Requirement:
Every line of the data below that holds the string "있습니다" needs to be reported.

+++ Supplied records

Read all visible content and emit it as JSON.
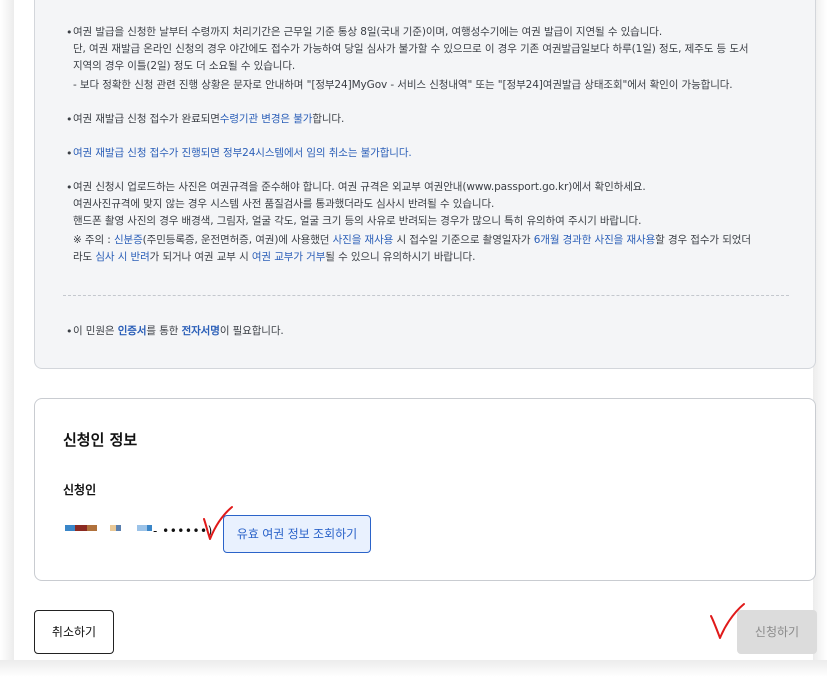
{
  "notice": {
    "item1": {
      "l1": "여권 발급을 신청한 날부터 수령까지 처리기간은 근무일 기준 통상 8일(국내 기준)이며, 여행성수기에는 여권 발급이 지연될 수 있습니다.",
      "l2": "단, 여권 재발급 온라인 신청의 경우 야간에도 접수가 가능하여 당일 심사가 불가할 수 있으므로 이 경우 기존 여권발급일보다 하루(1일) 정도, 제주도 등 도서",
      "l3": "지역의 경우 이틀(2일) 정도 더 소요될 수 있습니다.",
      "l4": "- 보다 정확한 신청 관련 진행 상황은 문자로 안내하며 \"[정부24]MyGov - 서비스 신청내역\" 또는 \"[정부24]여권발급 상태조회\"에서 확인이 가능합니다."
    },
    "item2": {
      "a": "여권 재발급 신청 접수가 완료되면",
      "b": "수령기관 변경은 불가",
      "c": "합니다."
    },
    "item3": "여권 재발급 신청 접수가 진행되면 정부24시스템에서 임의 취소는 불가합니다.",
    "item4": {
      "l1": "여권 신청시 업로드하는 사진은 여권규격을 준수해야 합니다. 여권 규격은 외교부 여권안내(www.passport.go.kr)에서 확인하세요.",
      "l2": "여권사진규격에 맞지 않는 경우 시스템 사전 품질검사를 통과했더라도 심사시 반려될 수 있습니다.",
      "l3": "핸드폰 촬영 사진의 경우 배경색, 그림자, 얼굴 각도, 얼굴 크기 등의 사유로 반려되는 경우가 많으니 특히 유의하여 주시기 바랍니다.",
      "l4a": "※ 주의 : ",
      "l4b": "신분증",
      "l4c": "(주민등록증, 운전면허증, 여권)에 사용했던 ",
      "l4d": "사진을 재사용",
      "l4e": " 시 접수일 기준으로 촬영일자가 ",
      "l4f": "6개월 경과한 사진을 재사용",
      "l4g": "할 경우 접수가 되었더",
      "l5a": "라도 ",
      "l5b": "심사 시 반려",
      "l5c": "가 되거나 여권 교부 시 ",
      "l5d": "여권 교부가 거부",
      "l5e": "될 수 있으니 유의하시기 바랍니다."
    },
    "item5": {
      "a": "이 민원은 ",
      "b": "인증서",
      "c": "를 통한 ",
      "d": "전자서명",
      "e": "이 필요합니다."
    },
    "bullet": "•"
  },
  "applicant_info": {
    "title": "신청인 정보",
    "applicant_label": "신청인",
    "masked_suffix": "- ••••••)",
    "check_passport_button": "유효 여권 정보 조회하기"
  },
  "footer": {
    "cancel_button": "취소하기",
    "submit_button": "신청하기"
  },
  "colors": {
    "accent": "#2b63c9",
    "annotation": "#e01a1a"
  }
}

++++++

Exercise answer:
      "l1": "여권 발급을 신청한 날부터 수령까지 처리기간은 근무일 기준 통상 8일(국내 기준)이며, 여행성수기에는 여권 발급이 지연될 수 있습니다.",
      "l3": "지역의 경우 이틀(2일) 정도 더 소요될 수 있습니다.",
      "l2": "여권사진규격에 맞지 않는 경우 시스템 사전 품질검사를 통과했더라도 심사시 반려될 수 있습니다.",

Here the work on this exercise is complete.